Covid-19 has changed many things, including the importance of digital transformation within banking. Anders la Cour, Co-Founder and Chief Executive Officer of Banking Circle, discusses the findings of the financial infrastructure provider’s latest research.
The latest industry research commissioned by Banking Circle was planned as an in-depth look at attitudes towards digitalisation among financial institutions. However, before the research and interviews could be undertaken by Magna Carta Communications, the world was plunged into uncertainty: global crisis, national lockdown, enforced homeworking and schooling, and looming worldwide recession. What would be the impact on the delivery of financial services?
The study switched gears, with additional questions included to record how businesses anticipated the pandemic would affect them over the coming months, and beyond into the post-pandemic landscape. Magna Carta spoke to senior executives at banks, fintechs, payment service providers (PSPs) and payment intermediaries in Europe and the UK, gaining a unique snapshot of business planning and confidence at this critical and historic time.

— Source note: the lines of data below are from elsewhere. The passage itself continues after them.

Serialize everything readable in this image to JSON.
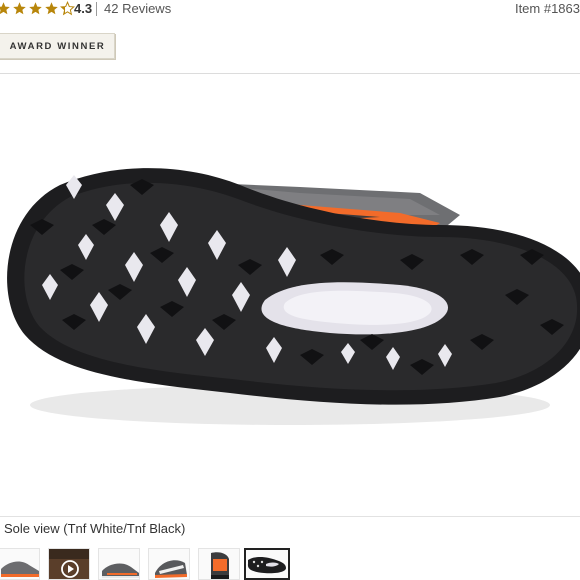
{
  "rating": {
    "value": "4.3",
    "stars_filled": 4.3,
    "stars_total": 5
  },
  "reviews": {
    "label": "42 Reviews"
  },
  "item": {
    "label": "Item #1863"
  },
  "badge": {
    "label": "AWARD WINNER"
  },
  "product_image": {
    "alt": "Sole view"
  },
  "caption": {
    "text": "Sole view (Tnf White/Tnf Black)"
  },
  "thumbnails": [
    {
      "name": "thumb-side-view"
    },
    {
      "name": "thumb-video",
      "icon": "play-icon"
    },
    {
      "name": "thumb-lateral-view"
    },
    {
      "name": "thumb-three-quarter-view"
    },
    {
      "name": "thumb-heel-view"
    },
    {
      "name": "thumb-sole-view",
      "selected": true
    }
  ],
  "colors": {
    "star": "#b8860b",
    "accent_orange": "#f26b2a",
    "sole_rubber": "#1d1d1f",
    "text": "#333333"
  }
}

The research confirmed that banks were already changing their business practices, their culture and their technology even before the global pandemic caused more disruption than the industry has ever seen. The focus was already on creating more responsive and flexible businesses that centre customers’ requirements and experience.
The research, which took place in March and April 2020, looked at how attitudes to digital technology have changed, particularly with regards to the cloud and outsourced provision of commoditised banking services such as payments, and to what degree Covid-19 had accelerated the change.
Digital service was already the new norm, but it became the imperative almost overnight.
Some of the key findings:
- Just 5 per cent of retail banks are concerned about the inevitable Covid-induced recession, compared with 31 per cent of fintechs and 41 per cent of PSPs
- 58 per cent of financial institutions placed the impact of regulation among their top three challenges; 53 per cent included the implications of constantly evolving customer expectations
- Less than a third of financial institutions are now concerned about the pace of technological change in banking – dropping to one in six among commercial banks
- 90 per cent are building technology design and architecture into their business planning
- 80 per cent of retail banks and 74 per cent of commercial banks have already worked with infrastructure providers
The impact of coronavirus
When asked specifically about the Covid effect, the most common response, at 41 per cent, was that the crisis has had “a little” impact, and recovery is expected to be swift. Around a third (32 per cent) said that the virus will affect their business “quite a lot”, with changes being made to their business and cost reduction where possible. A quarter (26 per cent) said the impact would be “significant and wide-ranging”.
Just 5 per cent of the retail banks surveyed were concerned about the prospect of a recession in the near future, compared to 31 per cent of fintechs and 41 per cent of PSPs. The most confident banks were those that have already made heavy investments in their tech stack, or developed the mindset and realigned their infrastructure requirements to make more use of third-party services and platforms, enabling them to respond to changing demand.
Business-as-usual challenges stay the same
Higher on the list of concerns and challenges for all financial institutions were the impacts of regulation and constantly evolving customer expectations – two challenges that could have topped a similar poll at any time in the past decade. Even a pandemic shutting down entire nations cannot replace business-as-usual challenges.
The banks’ pre-Covid embrace of digital was initially driven by the demands of customers and then by banks overcoming their traditional reluctance to cloud-based delivery of essential transaction services. This trend has been accelerated by the pandemic, but most banks were already working with third-party financial infrastructure providers and technology has proved its value.
When it comes to the challenges of building a digital-first relationship at scale, the need to create both a user experience and a user interface that work for a wide range of customer types came top of the list. The challenge is providing the experience rather than the underlying technology.
Rather than being a maintenance headache for IT departments, banking infrastructure has become a much more strategic concern, with a significant number of businesses now having an interdisciplinary team looking at the latest technology innovations. This crucial decision is not simply a matter of IT selection, but can affect the entire business and demands broad input and buy-in. It is vital for banks, payments businesses and fintechs to understand the role of financial infrastructure alongside new applications, services and solutions, working together to optimise delivery of the right propositions to meet customer need.
Collaboration is a key aspect of any futureproof business, even when the future is unclear, and that doesn’t stop at internal departments working together. Banks, PSPs and fintechs must look for other organisations as potential partnership opportunities, including current competitors, partners, customers and suppliers. The distinction between these categories is blurring all the time and what has come into even sharper focus in 2020 is that businesses are all in this together.
2020 has provided an excellent learning opportunity, and accelerated overdue digitalisation plans by forcing them to the top of the agenda to cope in the crisis. 2020 hindsight will be invaluable to futureproof businesses – it has laid firm foundations for a bold new future of digital banking.
A series of white papers based on the study is available to download here.